Start of Records provided
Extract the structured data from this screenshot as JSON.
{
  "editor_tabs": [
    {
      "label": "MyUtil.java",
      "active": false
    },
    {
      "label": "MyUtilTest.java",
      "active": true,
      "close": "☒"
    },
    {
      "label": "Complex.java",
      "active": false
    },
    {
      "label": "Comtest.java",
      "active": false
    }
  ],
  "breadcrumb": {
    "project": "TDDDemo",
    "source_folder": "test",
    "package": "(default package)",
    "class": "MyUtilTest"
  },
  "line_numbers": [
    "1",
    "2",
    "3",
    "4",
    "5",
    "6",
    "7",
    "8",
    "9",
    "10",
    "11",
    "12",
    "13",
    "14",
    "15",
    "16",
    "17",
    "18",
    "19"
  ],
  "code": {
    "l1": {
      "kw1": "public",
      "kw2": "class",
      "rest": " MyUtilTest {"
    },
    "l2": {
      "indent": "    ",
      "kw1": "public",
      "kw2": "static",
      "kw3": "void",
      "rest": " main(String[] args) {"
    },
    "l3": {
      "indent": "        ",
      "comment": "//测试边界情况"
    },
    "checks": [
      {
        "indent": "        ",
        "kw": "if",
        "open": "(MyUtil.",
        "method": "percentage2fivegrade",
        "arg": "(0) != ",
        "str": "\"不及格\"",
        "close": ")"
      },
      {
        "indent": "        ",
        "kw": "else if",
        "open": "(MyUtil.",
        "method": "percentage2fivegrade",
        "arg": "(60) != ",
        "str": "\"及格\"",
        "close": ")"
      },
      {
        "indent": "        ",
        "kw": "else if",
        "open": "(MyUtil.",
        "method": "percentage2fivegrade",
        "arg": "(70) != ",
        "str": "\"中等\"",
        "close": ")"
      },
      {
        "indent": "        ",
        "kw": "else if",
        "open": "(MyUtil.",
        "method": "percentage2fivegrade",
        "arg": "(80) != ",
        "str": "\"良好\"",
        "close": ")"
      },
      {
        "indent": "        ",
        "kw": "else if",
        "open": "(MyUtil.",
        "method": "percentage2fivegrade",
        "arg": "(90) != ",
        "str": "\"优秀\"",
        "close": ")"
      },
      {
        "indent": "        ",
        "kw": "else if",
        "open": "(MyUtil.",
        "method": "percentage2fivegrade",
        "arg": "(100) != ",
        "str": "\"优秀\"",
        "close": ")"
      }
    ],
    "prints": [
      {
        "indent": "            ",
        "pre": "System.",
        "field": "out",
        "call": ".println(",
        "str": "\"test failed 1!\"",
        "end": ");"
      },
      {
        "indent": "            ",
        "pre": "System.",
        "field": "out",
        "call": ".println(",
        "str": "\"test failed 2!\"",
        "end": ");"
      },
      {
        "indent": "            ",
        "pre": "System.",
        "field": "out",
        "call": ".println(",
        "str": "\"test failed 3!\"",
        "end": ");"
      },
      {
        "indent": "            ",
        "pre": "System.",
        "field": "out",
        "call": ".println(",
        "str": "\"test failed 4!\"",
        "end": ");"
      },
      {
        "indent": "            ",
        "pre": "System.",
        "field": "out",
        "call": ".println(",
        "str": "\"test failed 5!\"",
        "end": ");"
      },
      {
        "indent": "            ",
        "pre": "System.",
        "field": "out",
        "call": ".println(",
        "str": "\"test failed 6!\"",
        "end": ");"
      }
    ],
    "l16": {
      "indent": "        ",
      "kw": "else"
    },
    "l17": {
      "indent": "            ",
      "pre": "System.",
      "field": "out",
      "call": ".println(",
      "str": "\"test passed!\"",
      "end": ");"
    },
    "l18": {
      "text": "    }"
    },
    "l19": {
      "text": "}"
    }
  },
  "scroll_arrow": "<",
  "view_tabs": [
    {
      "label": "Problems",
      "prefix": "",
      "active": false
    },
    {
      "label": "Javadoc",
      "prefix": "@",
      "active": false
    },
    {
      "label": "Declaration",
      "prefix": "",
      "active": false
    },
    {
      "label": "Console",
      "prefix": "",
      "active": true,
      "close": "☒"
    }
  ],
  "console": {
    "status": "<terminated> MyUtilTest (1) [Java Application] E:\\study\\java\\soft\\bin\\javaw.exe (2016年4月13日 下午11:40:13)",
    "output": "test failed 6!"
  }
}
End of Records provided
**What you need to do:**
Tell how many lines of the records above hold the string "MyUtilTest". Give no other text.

**Result below:**
4